Below is the result after using multiple fill rectangles to mask the trees. This does not need to be precise as the mask is simply used to exclude areas from sampling. It is not like a photo-editing mask.
The resulting mask is saved (I called it mask), and I load back the original image, this time using the gradient removal with the mask option selected.
The program generates a synthetic background sky gradient, based on thousands of sample points and an order 3 polynomial. The image below lets you see the synthetic sky gradient the algorithm generated. This is what will be subtracted from the image.
The final image below is much better and more uniform. There are no strange dark and bright zones like the attempt without the mask.
If we compare the original raw images with the new stacked, stretched and sky gradient removed photo the results are pretty impressive.
At one point in time we’ve heard the saying that we are all made of star dust. Therefore, our home , the Milky Way, filled with 250 billion stars should be rather dusty. Right? Well it is, and one famous dust lane that we often see even has a name: The Great Rift.

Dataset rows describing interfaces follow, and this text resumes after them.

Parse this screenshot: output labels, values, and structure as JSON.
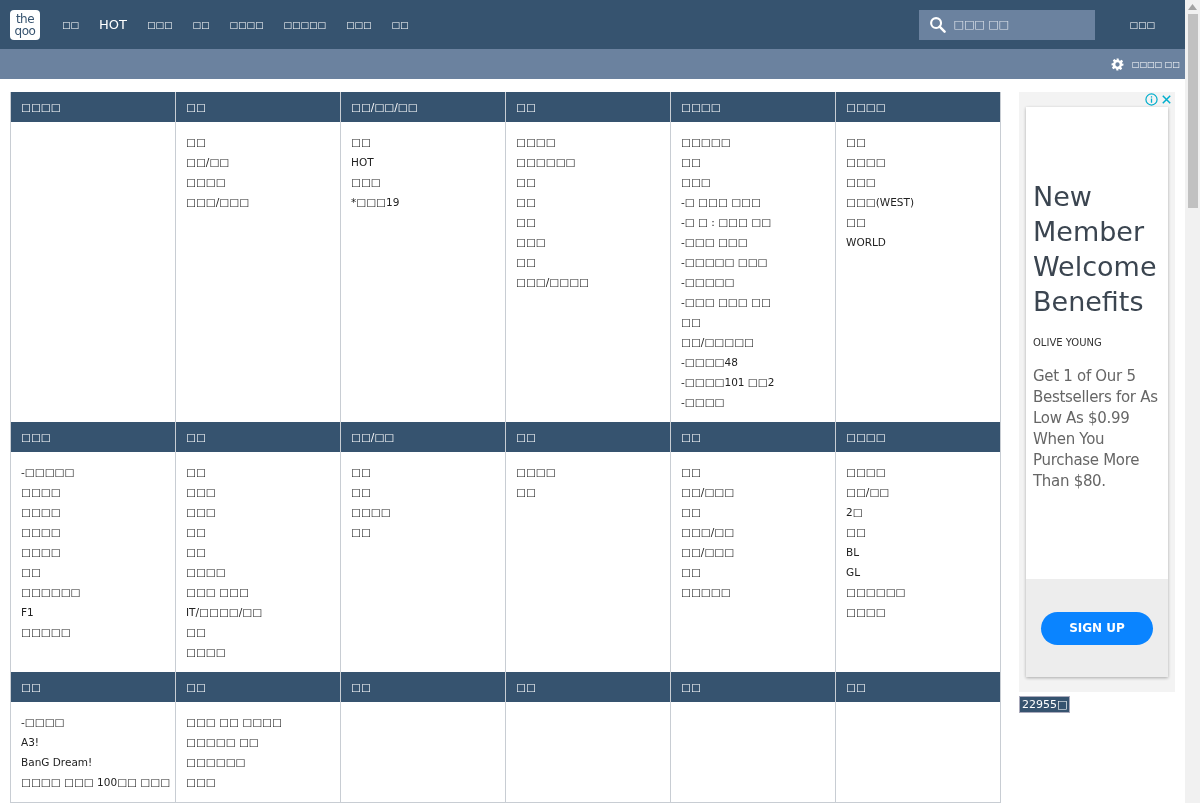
{
  "nav": {
    "logo": {
      "top": "the",
      "bottom": "qoo"
    },
    "items": [
      {
        "label": "□□",
        "selected": false
      },
      {
        "label": "HOT",
        "selected": true
      },
      {
        "label": "□□□",
        "selected": false
      },
      {
        "label": "□□",
        "selected": false
      },
      {
        "label": "□□□□",
        "selected": false
      },
      {
        "label": "□□□□□",
        "selected": false
      },
      {
        "label": "□□□",
        "selected": false
      },
      {
        "label": "□□",
        "selected": false
      }
    ],
    "search": {
      "placeholder": "□□□ □□"
    },
    "right_link": "□□□"
  },
  "subbar": {
    "settings_label": "□□□□ □□"
  },
  "sections": [
    {
      "headers": [
        "□□□□",
        "□□",
        "□□/□□/□□",
        "□□",
        "□□□□",
        "□□□□"
      ],
      "columns": [
        [],
        [
          "□□",
          "□□/□□",
          "□□□□",
          "□□□/□□□"
        ],
        [
          "□□",
          "HOT",
          "□□□",
          "*□□□19"
        ],
        [
          "□□□□",
          "□□□□□□",
          "□□",
          "□□",
          "□□",
          "□□□",
          "□□",
          "□□□/□□□□"
        ],
        [
          "□□□□□",
          "□□",
          "□□□",
          "-□ □□□ □□□",
          "-□ □ : □□□ □□",
          "-□□□ □□□",
          "-□□□□□ □□□",
          "-□□□□□",
          "-□□□ □□□ □□",
          "□□",
          "□□/□□□□□",
          "-□□□□48",
          "-□□□□101 □□2",
          "-□□□□"
        ],
        [
          "□□",
          "□□□□",
          "□□□",
          "□□□(WEST)",
          "□□",
          "WORLD"
        ]
      ]
    },
    {
      "headers": [
        "□□□",
        "□□",
        "□□/□□",
        "□□",
        "□□",
        "□□□□"
      ],
      "columns": [
        [
          "-□□□□□",
          "□□□□",
          "□□□□",
          "□□□□",
          "□□□□",
          "□□",
          "□□□□□□",
          "F1",
          "□□□□□"
        ],
        [
          "□□",
          "□□□",
          "□□□",
          "□□",
          "□□",
          "□□□□",
          "□□□ □□□",
          "IT/□□□□/□□",
          "□□",
          "□□□□"
        ],
        [
          "□□",
          "□□",
          "□□□□",
          "□□"
        ],
        [
          "□□□□",
          "□□"
        ],
        [
          "□□",
          "□□/□□□",
          "□□",
          "□□□/□□",
          "□□/□□□",
          "□□",
          "□□□□□"
        ],
        [
          "□□□□",
          "□□/□□",
          "2□",
          "□□",
          "BL",
          "GL",
          "□□□□□□",
          "□□□□"
        ]
      ]
    },
    {
      "headers": [
        "□□",
        "□□",
        "□□",
        "□□",
        "□□",
        "□□"
      ],
      "columns": [
        [
          "-□□□□",
          "A3!",
          "BanG Dream!",
          "□□□□ □□□ 100□□ □□□"
        ],
        [
          "□□□ □□ □□□□",
          "□□□□□ □□",
          "□□□□□□",
          "□□□"
        ],
        [],
        [],
        [],
        []
      ]
    }
  ],
  "ad": {
    "headline": "New Member Welcome Benefits",
    "brand": "OLIVE YOUNG",
    "body": "Get 1 of Our 5 Bestsellers for As Low As $0.99 When You Purchase More Than $80.",
    "button": "SIGN UP"
  },
  "counter": "22955□"
}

Say that you are out camping this summer, and you spot the MilkyWay as you are amazed how many stars you can see when away from the city. You remember you have your camera and decide to setup for some long exposure shots to capture all this beauty (lets go for 20 seconds at ISO 3200 17mm F4.0) pointing to the constellation Cygnus. A bit of processing and you should get something like this.

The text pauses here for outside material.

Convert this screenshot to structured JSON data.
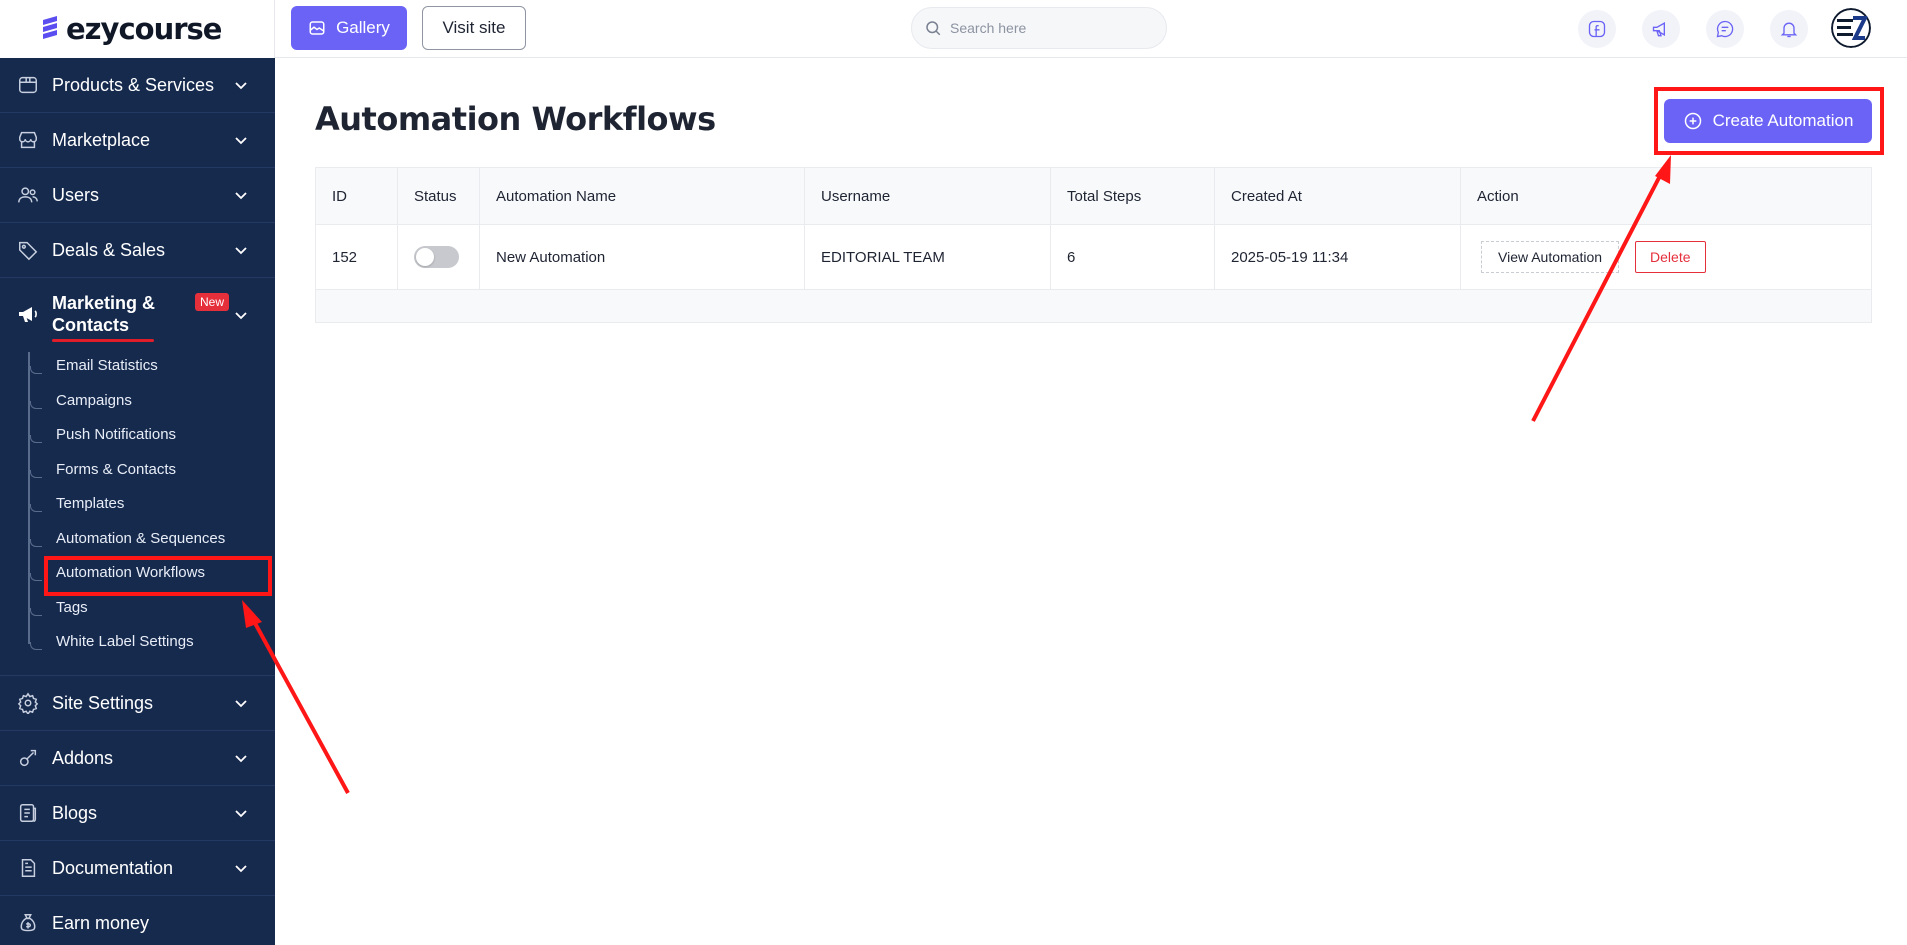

Not bad! Lots of stars… a brighter band where the Milky Way arm of the galaxy is located and some darker spots at various places. Those darker areas are gigantic dusk clouds between Earth and the arms of our spiral galaxy that obscure the background stars. If only there was a way to remove all those stars, you could better see these dark areas.
And there is a way to remove stars! It’s called StarNet++, takes a load of CPU power and works like magic to remove stars from photos. Abracadabra!

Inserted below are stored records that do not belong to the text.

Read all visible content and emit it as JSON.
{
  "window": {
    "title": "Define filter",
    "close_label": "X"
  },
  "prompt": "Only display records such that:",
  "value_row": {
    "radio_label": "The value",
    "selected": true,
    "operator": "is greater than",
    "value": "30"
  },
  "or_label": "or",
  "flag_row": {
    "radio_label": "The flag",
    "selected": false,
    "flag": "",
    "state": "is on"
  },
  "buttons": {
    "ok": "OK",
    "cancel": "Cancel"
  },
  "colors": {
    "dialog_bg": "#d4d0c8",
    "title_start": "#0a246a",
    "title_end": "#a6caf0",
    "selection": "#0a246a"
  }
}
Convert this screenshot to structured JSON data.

Behold! The Great Rift! Well actually just a portion of it. With the camera setup I get at most a 70deg field of view of the sky. Nevertheless, the finer details of these “dark nebula” can be appreciated.
Stripping the stars from an photo does have some advantages: it allows the manipulation of the background “glow” and dusk lanes without concern to what happens to the foreground stars. The resulting image (a blend of both the starless and original image) had improved definition of the Milky Way, higher contrast and softer stars that improve the visual appeal.
While there are plenty of stars above us, what defines a nice Milky Way shots is the delicate dance of light and darkness between the billions of stars and the obscuring dust clouds.
13 x 20 sec (4min 20sec integration time)
17mm F4.0 ISO3200
Deep Sky Stacker
IRIS for background gradient removal and color adjustment
GIMP for final processing
When observing a comet, what we see is the outer coma; the dust and vapor outgassing from the nucleus as it gets heated from the Sun.
So I decided to take one of my photos taken with my Skywatcher 80ED telescope (600mm focal length) and see if I could process the image to spot where the nucleus is located.
This can be achieved by using the MODULO command in IRIS and viewing the result in false color. The results are better if you do a logarithmic stretch of the image before the MODULO command. It took some trial-and-error to get the right parameters, but the end results isn’t so bad.
For the fun of it I tried to see if I could calculate the size of the comet nucleus using the image. At the most narrow the nucleus on the photo spans 5 pixels. Based on a previous plate-solve result I know that my setup (Canon 80D and Skywatcher 80ED telescope) results in scale of 1.278 pixels per arc-second. Then I used Stellarium to get the Earth-coment distance on July 23rd (103.278 M km)
When I plugged in all the numbers I get a comet nucleus size of approximately 2000 km, which to me seamed a little on the BIG size.
Sure enough a little research revealed that measurements made by Hubble points to a 4.8 km ball of ice. So yeah, I’m quite far from that… but it was fun to give it a try.